Task description: If a line in the data holds the string "image", list it.
*** Data for processing ***
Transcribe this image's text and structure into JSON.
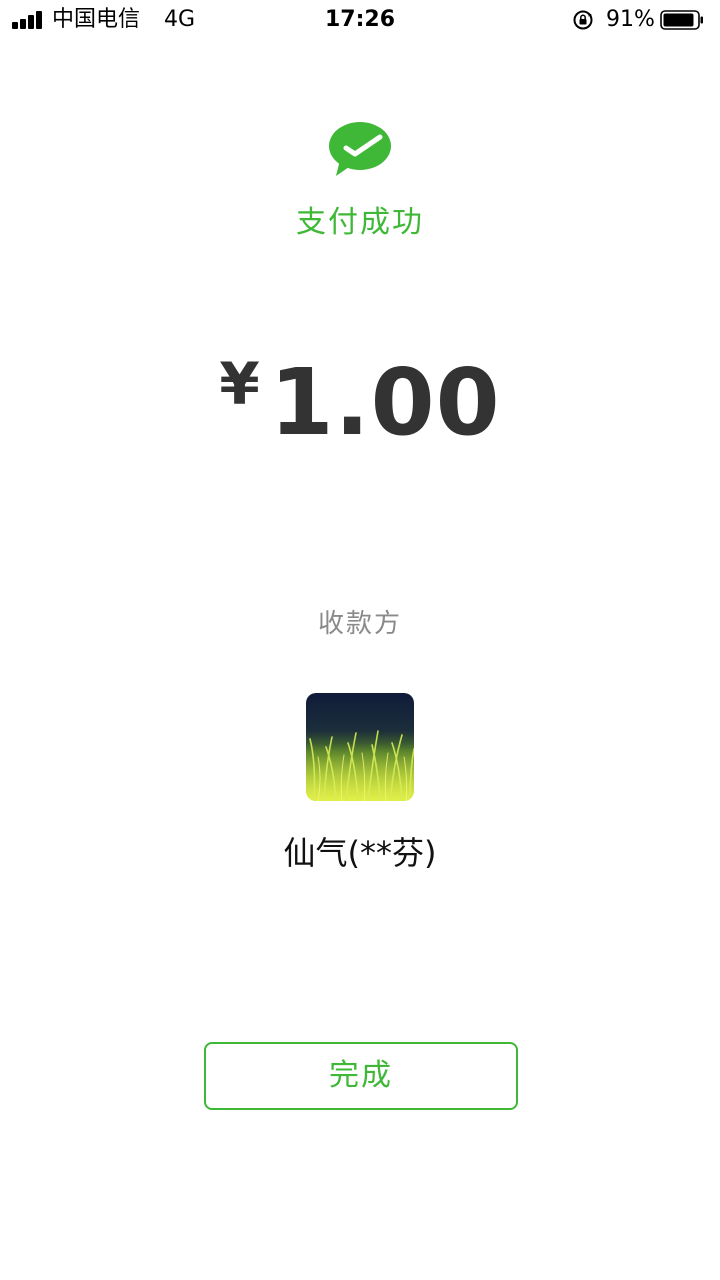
{
  "status_bar": {
    "carrier": "中国电信",
    "network": "4G",
    "time": "17:26",
    "battery_percent": "91%",
    "battery_level": 0.91,
    "signal_icon": "signal-bars-icon",
    "lock_icon": "rotation-lock-icon",
    "battery_icon": "battery-icon"
  },
  "payment": {
    "app_icon": "wechat-pay-icon",
    "status_text": "支付成功",
    "currency_symbol": "¥",
    "amount": "1.00",
    "payee_label": "收款方",
    "payee_avatar": "payee-avatar-grass-image",
    "payee_name": "仙气(**芬)"
  },
  "actions": {
    "done_label": "完成"
  },
  "colors": {
    "accent": "#3fb837",
    "amount_text": "#333333",
    "muted_text": "#8a8a8a",
    "background": "#ffffff"
  }
}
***
Solution to the exercise:
Transcribe this image's text and structure into JSON.
    "payee_avatar": "payee-avatar-grass-image",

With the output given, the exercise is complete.